“But we’ve set it in Cricklewood, workers gathering in pubs like the Crown, to get the start for work the next day to make it more authentic.
“It then goes on to America and it’s very much about bringing your own culture into a strange environment and making that area your own.
“It’s just a great fun show. If you’re not Irish and if you don’t know anything about the culture of Ireland, you can still come along and have a night out. We kind of designed that on various levels, so your kids can come alond and enjoy it.”
He feels the mix of drama and music is what sets it apart from other prominent Irish shows, and allows it to crossover to an international audience.
“We get compared to the likes of Lord of the Dance and Riverdance, which is fantastic, they are phenomenal shows. But there’s definitely this fourth wall when you go to see those shows, you’re not invited in.
“But, whereas we invite people in to sing along once we get to the second set. We don’t want people to feel that it’s not their show, that they’re not part of it.
“If you go to any city in the world, you’ll find an Irish bar, and normally that’s where people head when they want a good night out, and we want people going away thinking they’ve had a great night.
“It’s a fun show, it’s not like a historic museum show. It’s a night out, it’s Irishness, it’s the craic, it’s enjoyable, it’s a spectacle. You’re supposed to go out of the show hopefully having laughed a lot, having cried a lot.
“I mean 70 per cent of our audience in South Africa were black, and they really got into it. And we played in Qatar at the Arab Games a few years ago to a 99.9 per cent Arabic speaking audience, yet they got it and had a great time. It travels really well.
“It brings me total satisfaction. I feel very proud of my Irish heritage. I feel like a rugby player walking out on stage to represent my country every night. The enthusiasm we bring really hits the audience and every night we get standing ovations.
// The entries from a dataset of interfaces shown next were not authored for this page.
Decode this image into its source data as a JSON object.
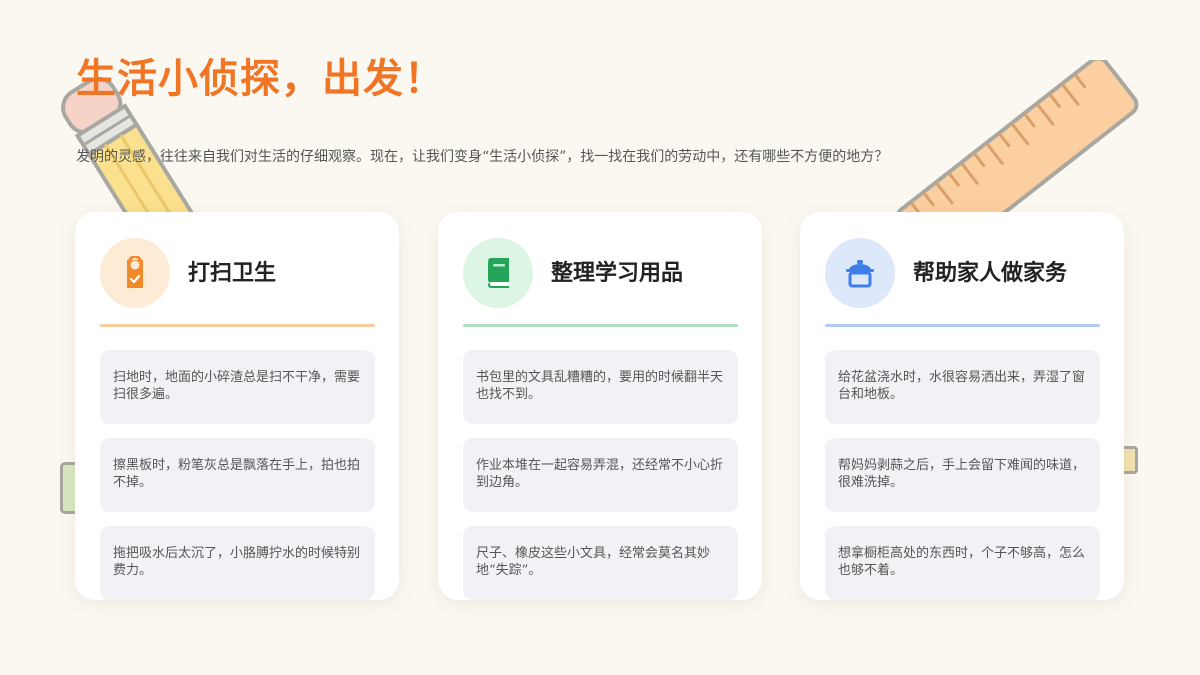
{
  "header": {
    "title": "生活小侦探，出发！",
    "subtitle": "发明的灵感，往往来自我们对生活的仔细观察。现在，让我们变身“生活小侦探”，找一找在我们的劳动中，还有哪些不方便的地方？"
  },
  "colors": {
    "title": "#f07525",
    "background": "#fbf8f2",
    "card1_accent": "#f39a3c",
    "card2_accent": "#25a55a",
    "card3_accent": "#3d7ee8"
  },
  "cards": [
    {
      "title": "打扫卫生",
      "icon": "door-hanger-icon",
      "items": [
        "扫地时，地面的小碎渣总是扫不干净，需要扫很多遍。",
        "擦黑板时，粉笔灰总是飘落在手上，拍也拍不掉。",
        "拖把吸水后太沉了，小胳膊拧水的时候特别费力。"
      ]
    },
    {
      "title": "整理学习用品",
      "icon": "book-icon",
      "items": [
        "书包里的文具乱糟糟的，要用的时候翻半天也找不到。",
        "作业本堆在一起容易弄混，还经常不小心折到边角。",
        "尺子、橡皮这些小文具，经常会莫名其妙地“失踪”。"
      ]
    },
    {
      "title": "帮助家人做家务",
      "icon": "cooking-pot-icon",
      "items": [
        "给花盆浇水时，水很容易洒出来，弄湿了窗台和地板。",
        "帮妈妈剥蒜之后，手上会留下难闻的味道，很难洗掉。",
        "想拿橱柜高处的东西时，个子不够高，怎么也够不着。"
      ]
    }
  ]
}
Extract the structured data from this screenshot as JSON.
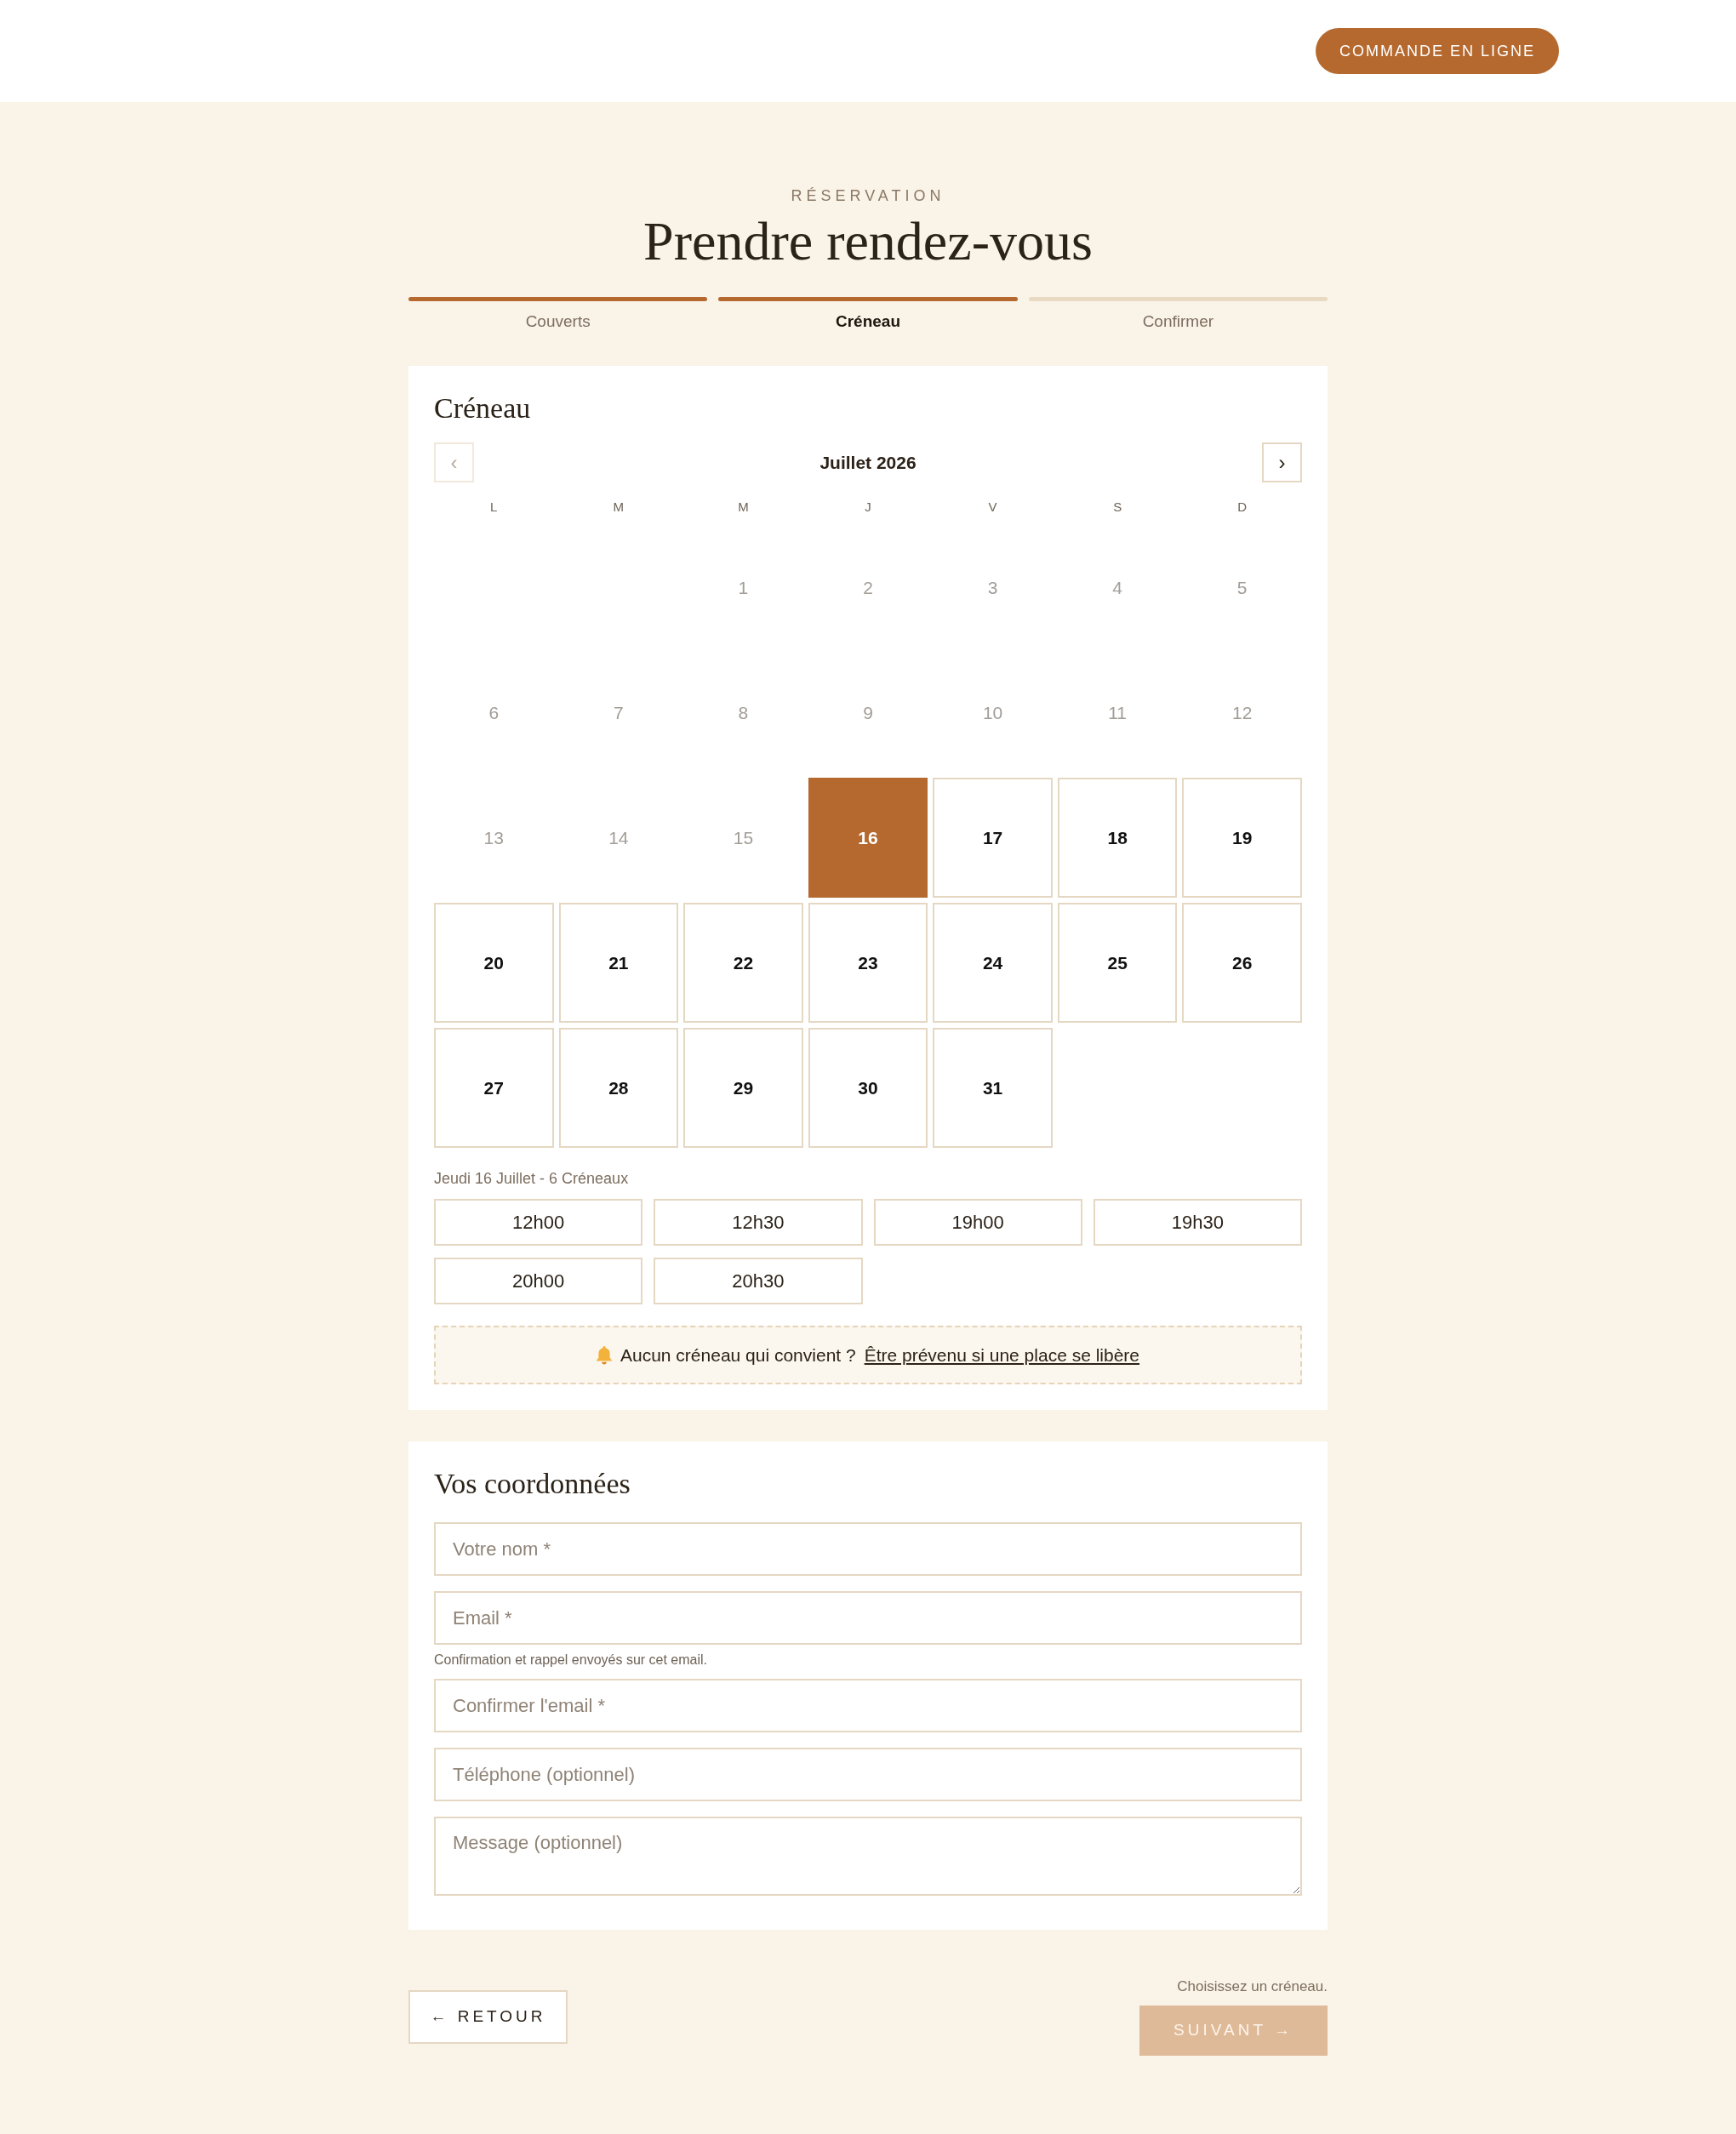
{
  "header": {
    "order_button": "COMMANDE EN LIGNE"
  },
  "intro": {
    "eyebrow": "RÉSERVATION",
    "title": "Prendre rendez-vous"
  },
  "steps": [
    {
      "label": "Couverts",
      "reached": true,
      "selected": false
    },
    {
      "label": "Créneau",
      "reached": true,
      "selected": true
    },
    {
      "label": "Confirmer",
      "reached": false,
      "selected": false
    }
  ],
  "calendar": {
    "title": "Créneau",
    "month": "Juillet 2026",
    "prev": {
      "label": "‹",
      "disabled": true
    },
    "next": {
      "label": "›",
      "disabled": false
    },
    "weekdays": [
      "L",
      "M",
      "M",
      "J",
      "V",
      "S",
      "D"
    ],
    "weeks": [
      [
        {
          "label": "1",
          "disabled": true,
          "selected": false
        },
        {
          "label": "2",
          "disabled": true,
          "selected": false
        },
        {
          "label": "3",
          "disabled": true,
          "selected": false
        },
        {
          "label": "4",
          "disabled": true,
          "selected": false
        },
        {
          "label": "5",
          "disabled": true,
          "selected": false
        }
      ],
      [
        {
          "label": "6",
          "disabled": true,
          "selected": false
        },
        {
          "label": "7",
          "disabled": true,
          "selected": false
        },
        {
          "label": "8",
          "disabled": true,
          "selected": false
        },
        {
          "label": "9",
          "disabled": true,
          "selected": false
        },
        {
          "label": "10",
          "disabled": true,
          "selected": false
        },
        {
          "label": "11",
          "disabled": true,
          "selected": false
        },
        {
          "label": "12",
          "disabled": true,
          "selected": false
        }
      ],
      [
        {
          "label": "13",
          "disabled": true,
          "selected": false
        },
        {
          "label": "14",
          "disabled": true,
          "selected": false
        },
        {
          "label": "15",
          "disabled": true,
          "selected": false
        },
        {
          "label": "16",
          "disabled": false,
          "selected": true
        },
        {
          "label": "17",
          "disabled": false,
          "selected": false
        },
        {
          "label": "18",
          "disabled": false,
          "selected": false
        },
        {
          "label": "19",
          "disabled": false,
          "selected": false
        }
      ],
      [
        {
          "label": "20",
          "disabled": false,
          "selected": false
        },
        {
          "label": "21",
          "disabled": false,
          "selected": false
        },
        {
          "label": "22",
          "disabled": false,
          "selected": false
        },
        {
          "label": "23",
          "disabled": false,
          "selected": false
        },
        {
          "label": "24",
          "disabled": false,
          "selected": false
        },
        {
          "label": "25",
          "disabled": false,
          "selected": false
        },
        {
          "label": "26",
          "disabled": false,
          "selected": false
        }
      ],
      [
        {
          "label": "27",
          "disabled": false,
          "selected": false
        },
        {
          "label": "28",
          "disabled": false,
          "selected": false
        },
        {
          "label": "29",
          "disabled": false,
          "selected": false
        },
        {
          "label": "30",
          "disabled": false,
          "selected": false
        },
        {
          "label": "31",
          "disabled": false,
          "selected": false
        }
      ]
    ],
    "slots_caption": "Jeudi 16 Juillet - 6 Créneaux",
    "slots": [
      {
        "label": "12h00",
        "selected": false
      },
      {
        "label": "12h30",
        "selected": false
      },
      {
        "label": "19h00",
        "selected": false
      },
      {
        "label": "19h30",
        "selected": false
      },
      {
        "label": "20h00",
        "selected": false
      },
      {
        "label": "20h30",
        "selected": false
      }
    ],
    "waitlist": {
      "text": "Aucun créneau qui convient ?",
      "link": "Être prévenu si une place se libère"
    }
  },
  "contact": {
    "title": "Vos coordonnées",
    "fields": [
      {
        "kind": "input",
        "placeholder": "Votre nom *"
      },
      {
        "kind": "input",
        "placeholder": "Email *",
        "help": "Confirmation et rappel envoyés sur cet email."
      },
      {
        "kind": "input",
        "placeholder": "Confirmer l'email *"
      },
      {
        "kind": "input",
        "placeholder": "Téléphone (optionnel)"
      },
      {
        "kind": "textarea",
        "placeholder": "Message (optionnel)"
      }
    ]
  },
  "footer": {
    "back_button": "← RETOUR",
    "hint": "Choisissez un créneau.",
    "next_button": {
      "label": "SUIVANT →",
      "disabled": true
    }
  }
}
“The BBC said that every show is like St Patrick’s Day when we’re in town, and that’s what we try to do. We condense that day of celebrations into two hours.
“We’re having a good night and we’re honest and hope that ultimately you come away thinking “wow, that was a great night out,” the same way you would after visiting a pub for the first time.
“I’m just the luckiest guy in the world. I get to sing Irish songs as a profession, which I’d be doing anyway, and I’m able to wake up every morning, just about to pay the bills, and just love what I do.”
It’s a career that has spanned forty years for Graham who started as a teenager, having been inspired by the musical greats that surrounded him as he grew up.
“I had my first paid gig forty years ago when I was 14. I was terrified really, but I always wanted to be a musician and a performer since I was four years old, I can remember being that age and knowing that this was what I wanted to do ever since.
“I was really lucky because I grew up in The Liberties on Dublin’s south side, our neighbours were the Chieftans’ Potts family, and then the Fureys’ father lived close by and you could walk down the street and see Luke Kelly and Ronnie Drew from the Dubliners and it didn’t feel strange.
“The show band scene was big at the time, and Dublin was more like a town back then, everybody knew everyone else, it was a vibrant place.
“I just feel like we were the luckiest generation then in the 60s; we had the Beatles and the Stones and Irish bands would all be on the TV or the radio in real time.
“As a six year old you couldn’t help but want to be Paul McCartney or John Lennon, and I think I probably have some of that hippy nature about me now!”
Tickets for Essence of Ireland go on sale this Friday via their website